This weekend Magnolia Pictures released “Two Lovers,” starring Joaquin Phoenix and Gwyneth Paltrow, a film that “deals with the romantic ambivalence of a young man in Brooklyn, a description that might set visions of mumblecore dancing in your head,” says A.O. Scott.
To the unfamiglia, Mumblecore is the genre of film made today about the contemporary slacker, or bohemian underachiever as he likes to be called, and the quirky girls they fall in love with while walking around Brooklyn, or San Francisco. Aesthetically, Mumblecore can be stationary black and white camera compositions that hearken back to J-L Goddard and Woodrow Allen, or hand-held, thick and hazy cinematography made by young artists on Cannon XL2’s, Sony HFX-1’s or Panasonic DVX100s (with the 35 mm lens adapter, duy).
For almost 4 years now, Mumblecore has been the dominant mode of independent story-telling, particularly in the NY scene, but as A.O. Scott’s review of “Two Lovers,” shows, mumblecore’s stepping into the mainstream and is therefore ripe for backlash. As Stephen Holden wrote in his review of “Quiet City” a year and a half ago:
“The mumblecore genre, with its minimalist aesthetics, minuscule budgets, home-movie casting of friends and acquaintances and its fly-on-the-wall, quasi-documentary spontaneity, is so wide-open for parody that it is a sitting duck for the most withering send-up.
Now that mumblecore has stepped into the Box Office race with “Two Lovers,” and the film’s promotional schedule coincides perfectly with Phoenix’s professional meltdown, which may be a misnomer because I have a feeling his rap record’s going to be SARS sick, the genre can be fully embraced by the Haterati as a style of filmmaking as self-righteous and bloated as Phoenix himself, who we think’s looking great in his Jim Morrison throwback girth.
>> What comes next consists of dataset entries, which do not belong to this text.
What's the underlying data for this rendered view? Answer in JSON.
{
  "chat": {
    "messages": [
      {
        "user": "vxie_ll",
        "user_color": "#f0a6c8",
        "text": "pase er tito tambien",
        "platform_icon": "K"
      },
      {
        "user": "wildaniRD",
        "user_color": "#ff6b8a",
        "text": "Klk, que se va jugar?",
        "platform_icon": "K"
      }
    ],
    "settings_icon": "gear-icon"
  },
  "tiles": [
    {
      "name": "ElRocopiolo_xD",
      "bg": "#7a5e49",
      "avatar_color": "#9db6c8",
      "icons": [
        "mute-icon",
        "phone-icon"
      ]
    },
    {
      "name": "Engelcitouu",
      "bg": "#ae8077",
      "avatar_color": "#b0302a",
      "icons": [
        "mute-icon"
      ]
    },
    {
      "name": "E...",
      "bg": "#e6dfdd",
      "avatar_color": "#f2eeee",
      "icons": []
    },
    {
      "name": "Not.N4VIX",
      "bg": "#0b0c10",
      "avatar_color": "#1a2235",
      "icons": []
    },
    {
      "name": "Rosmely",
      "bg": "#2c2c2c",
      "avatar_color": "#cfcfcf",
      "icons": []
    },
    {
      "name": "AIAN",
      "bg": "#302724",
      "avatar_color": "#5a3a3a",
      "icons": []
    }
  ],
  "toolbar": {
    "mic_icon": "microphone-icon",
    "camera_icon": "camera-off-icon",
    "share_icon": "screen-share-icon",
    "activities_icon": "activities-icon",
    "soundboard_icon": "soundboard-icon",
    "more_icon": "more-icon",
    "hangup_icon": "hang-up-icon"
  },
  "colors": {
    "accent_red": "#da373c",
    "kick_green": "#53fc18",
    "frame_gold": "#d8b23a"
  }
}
As a result, the uinspired haters, believe us, takes one to bro one, who prefer detracting over contributing will deconstruct the form to its loose foundations and mockucore mumblecore to the point where it will most likely be called “Not Another Hipster Movie.”
Or maybe some Brooklyn based filmmaking duo who have already been working on a mumblecore screenplay of their own will revamp their narrative and change their Final Draft cover sheet to read “Dumblecore,” and embark on an indie retelling of a disaffected, skateboarding half-muggle teen in Brighton Beach who may grow up to be the savior of the world.
Either way, we encourage our readers to brace themselves for the impending bastardization of the latest wholeheartedly independent contribution to mainstream cinema, a modern-day realization of the DIY that inspired former dark horse heroes like Linklater, Soderbergh and Smith. Enjoy Two Lovers, enjoy Medicine for Melancholy, and any other mumblecore movie you can get your thick Ray-ban frames on, before it’s too late, for the bromide barb-arians are at the gate, and it’s only a matter of time before the admittedly annoying at times earnestness of mumblecore falls victim to a snark attack of the drones.